4.                    The registrant’s other certifying officer and I are responsible for establishing and maintaining disclosure controls and procedures (as defined in Exchange Act Rules 13a-15(e) and 15d-15(e)) and internal control over financial reporting (as defined in Exchange Act Rules 13a-15(f) and 15d-15(f)) for the registrant and have:

 

(a)                                  Designed such disclosure controls and procedures, or caused such disclosure controls and procedures to be designed under our supervision, to ensure that material information relating to the registrant, including its consolidated subsidiaries, is made known to us by others within those entities, particularly during the period in which this report is being prepared;

 

(b)                                  Designed such internal control over financial reporting, or caused such internal control over financial reporting to be designed under our supervision, to provide reasonable assurance regarding the reliability of financial reporting and the preparation of financial statements for external purposes in accordance with generally accepted accounting principles;

 

(c)                                   Evaluated the effectiveness of the registrant’s disclosure controls and procedures and presented in this report our conclusions about the effectiveness of the disclosure controls and procedures, as of the end of the period covered by this report based on such evaluation; and

 

(d)                                  Disclosed in this report any change in the registrant’s internal control over financial reporting that occurred during the registrant’s most recent fiscal quarter (the registrant’s fourth fiscal quarter in the case of an annual report) that has materially affected, or is reasonably likely to materially affect, the registrant’s internal control over financial reporting; and

 

5.                    The registrant’s other certifying officer and I have disclosed, based on our most recent evaluation of internal control over financial reporting, to the registrant’s auditors and the audit committee of the registrant’s board of directors (or persons performing the equivalent functions):

 

(a)                                  All significant deficiencies and material weaknesses in the design or operation of internal control over financial reporting which are reasonably likely to adversely affect the registrant’s ability to record, process, summarize and report financial information; and

 

(b)                                  Any fraud, whether or not material, that involves management or other employees who have a significant role in the registrant’s internal control over financial reporting.

 

Date: August 8, 2017

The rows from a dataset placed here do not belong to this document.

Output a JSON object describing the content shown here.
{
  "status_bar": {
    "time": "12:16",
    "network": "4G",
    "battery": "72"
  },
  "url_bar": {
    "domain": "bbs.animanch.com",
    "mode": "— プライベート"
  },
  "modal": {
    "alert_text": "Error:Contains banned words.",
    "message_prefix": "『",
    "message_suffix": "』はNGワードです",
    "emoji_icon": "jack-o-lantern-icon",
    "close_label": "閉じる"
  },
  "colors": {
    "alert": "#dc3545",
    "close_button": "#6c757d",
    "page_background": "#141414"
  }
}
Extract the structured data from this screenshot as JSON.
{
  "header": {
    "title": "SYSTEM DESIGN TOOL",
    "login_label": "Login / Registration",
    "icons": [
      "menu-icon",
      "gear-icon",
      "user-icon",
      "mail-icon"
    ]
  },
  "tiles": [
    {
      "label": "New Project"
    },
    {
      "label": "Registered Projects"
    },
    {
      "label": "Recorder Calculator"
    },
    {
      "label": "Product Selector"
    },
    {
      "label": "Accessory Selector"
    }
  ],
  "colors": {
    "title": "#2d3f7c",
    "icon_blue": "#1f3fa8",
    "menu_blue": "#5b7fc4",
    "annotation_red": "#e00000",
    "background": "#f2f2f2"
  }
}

By:

/s/ SAM MARTIN

 

Name:

Sam Martin

 

Title:

Senior Vice President and Chief Financial Officer

 


Exhibit 32.1

 

SECTION 1350 CERTIFICATIONS

 

Pursuant to 18 U.S.C. §1350 as adopted pursuant to §906 of the Sarbanes-Oxley Act of 2002, the undersigned officers of Celldex Therapeutics, Inc. (the “Company”) hereby certify that to their knowledge and in their respective capacities that the Company’s quarterly report on Form 10-Q to which this certification is attached (the “Report”), fully complies with the requirements of Section 13(a) or 15(d), as applicable, of the Securities Exchange Act of 1934, as amended (the “Exchange Act”), and that the information contained in the Report fairly presents, in all material respects, the financial condition and results of operations of the Company.

 

Date: August 8, 2017

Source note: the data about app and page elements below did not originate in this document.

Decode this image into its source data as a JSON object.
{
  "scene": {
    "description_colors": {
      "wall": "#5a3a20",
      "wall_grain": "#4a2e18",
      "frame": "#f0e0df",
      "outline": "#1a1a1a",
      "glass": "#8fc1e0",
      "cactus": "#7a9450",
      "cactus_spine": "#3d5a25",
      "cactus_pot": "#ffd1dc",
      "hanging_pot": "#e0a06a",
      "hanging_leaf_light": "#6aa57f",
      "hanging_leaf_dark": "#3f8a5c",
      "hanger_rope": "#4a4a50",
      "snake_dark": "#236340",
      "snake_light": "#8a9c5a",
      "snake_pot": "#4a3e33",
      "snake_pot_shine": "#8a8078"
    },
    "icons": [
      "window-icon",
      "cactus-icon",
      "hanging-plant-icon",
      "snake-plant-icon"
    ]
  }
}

By:

/s/ ANTHONY S. MARUCCI

 

Name:

Anthony S. Marucci

 

Title:

President and Chief Executive Officer

 

 

Date: August 8, 2017

By:

/s/ SAM MARTIN

 

Name:

Sam Martin

 

Title:

Senior Vice President and Chief Financial Officer

 

This certification shall not be deemed “filed” for any purpose, nor shall it be deemed to be incorporated by reference into any filing under the Securities Act of 1933 or the Exchange Act. A signed original of this written statement required by Section 906, or other document authenticating, acknowledging, or otherwise adopting the signature that appears in typed form within the electronic version of this written statement required by Section 906, has been provided to Celldex Therapeutics, Inc. and will be retained by Celldex Therapeutics, Inc. and furnished to the Securities and Exchange Commission or its staff upon request.